Plasmonic Nanodevices

Plasmonic nanostructures are developed for achieving high enhanced Raman signals in a very narrow area, beyond the diffraction limit of light.   A plasmonic effect is generated when a metallic structure properly designed is invested by an incident light: the electrons of the metal begin to oscillate with a frequency near to that of the native plasmonic resonance, forming a localized electromagnetic field which, in some cases, could be so strong to allow single molecule detection. The applications of this phenomenon are very interesting overall in the field of spectroscopy, where the use of metallic structures as substrates for sample analyses allows a huge enhancement of electric signal from the analytes. As an example Surface Enhanced Raman Scattering (SERS) effect in Raman spectroscopy is based on plasmon resonances in spatially confined metal nanoparticles.
In our laboratory we produce metallic nanostructures with combining lithographic technique and a self-assembling method for metal deposition, in particular gold or silver electroless deposition. The fabricated devices are constituted by self-similar quasi-spherical nano-aggregates and give the possibility to obtain Raman spectra of largely diluted solutions (aptoM). These devices are theoretically predicted to largely enhance the electromagnetic field in hot-spots close to the smallest nano-spheres [1] and with a spot-szie much smaller than the diffraction limit imposed by light propagation. For this reason this kind of nano-structures has been named “nanolenses”, and they can theoretically produce an enhancement of the Raman signal up to 1012 see SEM images below).


Besides the large enhancement factors that plasmonic nanostructures produce in Raman spectroscopy, the interest that surface plasmons is attracting is also due to their ability to concentrate and propagate light in subwavelenght structures, thus overwhelming the optical diffraction limit and leading to nano-optics.
It has been shown that surface plasmons, excited by far-field laser sources, can propagate in properly designed nano-waveguides shaped as a cone with a very sharp tip (curvature radius of few nanometers at the cone tip). The electromagnetic field carried by the surface plasmons is so concentrated in very narrow regions of space, much smaller than the diffraction limit. This is due to the fact that properly designed waveguides produce an adiabatic compression of the surface plasmons, which leads to their accumulation and to a high enhancement of the electromagnetic field at the far tip of the waveguide [2].
In this way, the nano-waveguide can be used as plasmonic nanolens to be combined with Raman spectroscopy for Raman mapping of the investigated samples with high-spatial-resolution (down to 10nm scale) and high-signal-enhancement. In our laboratory we produced tapered silver nano-waveguides with tips having less than 10nm of curvature radius. The tips are fabricated on top of AFM cantilevers, thus allowing for the simultaneous topographical and Raman mapping of the samples. Experimental measurements have shown as best result a spatial resolution of 7nm for Raman mapping. Below it is possible to see SEM images of Nanocones on AFM cantilevers, with a photonic-crystal optical cavity for coupling the far field laser light with the base of the cone.

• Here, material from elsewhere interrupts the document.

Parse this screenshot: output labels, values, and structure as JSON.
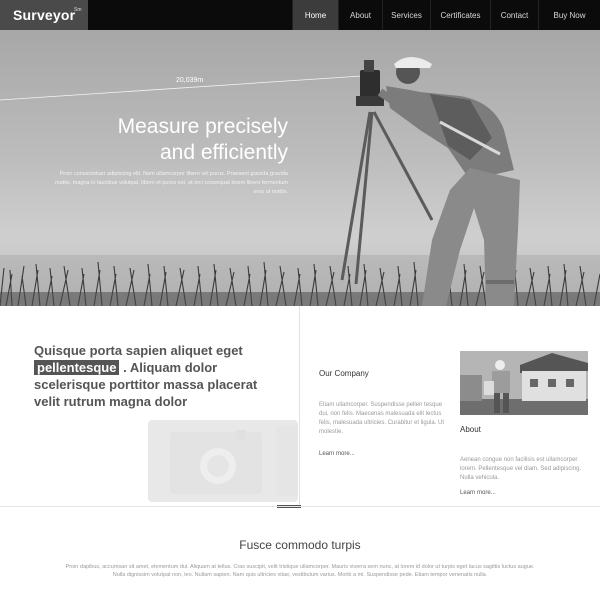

1) K. Li, M.I. Stockman, D. Bergman, "Self-Similar Chain of Metal Nanospheres as an Efficient Nanolens", Phys. Rev. Lett. 91, 227402 (2003).  
2) M.I. Stockman, "Nanofocusing of Optical Energy in Tapered Plasmonic Waveguides", Phys. Rev. Lett. 93, 137404 (2004).  
3) F. De Angelis, G. Das, P. Candeloro, M. Patrini, M. Galli, A. Bek, I. Maksymov, C. Liberale, L.C. Andreani, E. Di Fabrizio, "Nanoscale chemical mapping using three-dimensional adiabatic compression of surface plasmon polaritons", Nature Nanotechnology 5, 67-72 (2010).  
4) F. De Angelis, M. Patrini, G. Das, I. Maksymov, M. Galli, L. Businaro, L.C. Andreani, E. Di Fabrizio, "A Hybrid Plasmonic-Photonic Nanodevice for Label-Free Detection of a Few Molecules", Nano Letters 8, 2321 (2008).